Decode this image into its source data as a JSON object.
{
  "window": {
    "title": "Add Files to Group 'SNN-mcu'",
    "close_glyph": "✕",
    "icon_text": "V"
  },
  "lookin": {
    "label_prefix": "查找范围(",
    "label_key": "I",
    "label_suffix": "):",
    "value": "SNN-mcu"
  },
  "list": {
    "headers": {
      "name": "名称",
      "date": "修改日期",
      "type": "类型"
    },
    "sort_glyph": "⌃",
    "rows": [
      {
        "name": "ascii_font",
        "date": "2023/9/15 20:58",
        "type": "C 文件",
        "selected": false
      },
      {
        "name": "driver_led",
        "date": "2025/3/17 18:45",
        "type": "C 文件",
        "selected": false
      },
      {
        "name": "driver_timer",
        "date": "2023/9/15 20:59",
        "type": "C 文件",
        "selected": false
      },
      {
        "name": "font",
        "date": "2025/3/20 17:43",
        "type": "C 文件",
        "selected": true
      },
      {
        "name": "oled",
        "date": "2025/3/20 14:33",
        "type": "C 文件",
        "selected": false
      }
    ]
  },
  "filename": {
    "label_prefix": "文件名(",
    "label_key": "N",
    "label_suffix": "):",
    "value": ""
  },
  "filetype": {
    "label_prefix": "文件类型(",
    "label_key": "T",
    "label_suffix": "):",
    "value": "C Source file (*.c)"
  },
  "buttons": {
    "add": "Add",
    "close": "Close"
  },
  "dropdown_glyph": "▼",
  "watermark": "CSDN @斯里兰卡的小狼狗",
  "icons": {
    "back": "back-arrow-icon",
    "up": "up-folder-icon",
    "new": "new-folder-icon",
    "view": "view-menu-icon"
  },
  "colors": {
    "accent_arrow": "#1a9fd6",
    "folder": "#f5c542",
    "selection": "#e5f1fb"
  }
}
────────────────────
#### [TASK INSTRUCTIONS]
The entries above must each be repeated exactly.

#### [RESULT FOR THIS TASK]
Decode this image into its source data as a JSON object.
{
  "window": {
    "title": "Add Files to Group 'SNN-mcu'",
    "close_glyph": "✕",
    "icon_text": "V"
  },
  "lookin": {
    "label_prefix": "查找范围(",
    "label_key": "I",
    "label_suffix": "):",
    "value": "SNN-mcu"
  },
  "list": {
    "headers": {
      "name": "名称",
      "date": "修改日期",
      "type": "类型"
    },
    "sort_glyph": "⌃",
    "rows": [
      {
        "name": "ascii_font",
        "date": "2023/9/15 20:58",
        "type": "C 文件",
        "selected": false
      },
      {
        "name": "driver_led",
        "date": "2025/3/17 18:45",
        "type": "C 文件",
        "selected": false
      },
      {
        "name": "driver_timer",
        "date": "2023/9/15 20:59",
        "type": "C 文件",
        "selected": false
      },
      {
        "name": "font",
        "date": "2025/3/20 17:43",
        "type": "C 文件",
        "selected": true
      },
      {
        "name": "oled",
        "date": "2025/3/20 14:33",
        "type": "C 文件",
        "selected": false
      }
    ]
  },
  "filename": {
    "label_prefix": "文件名(",
    "label_key": "N",
    "label_suffix": "):",
    "value": ""
  },
  "filetype": {
    "label_prefix": "文件类型(",
    "label_key": "T",
    "label_suffix": "):",
    "value": "C Source file (*.c)"
  },
  "buttons": {
    "add": "Add",
    "close": "Close"
  },
  "dropdown_glyph": "▼",
  "watermark": "CSDN @斯里兰卡的小狼狗",
  "icons": {
    "back": "back-arrow-icon",
    "up": "up-folder-icon",
    "new": "new-folder-icon",
    "view": "view-menu-icon"
  },
  "colors": {
    "accent_arrow": "#1a9fd6",
    "folder": "#f5c542",
    "selection": "#e5f1fb"
  }
}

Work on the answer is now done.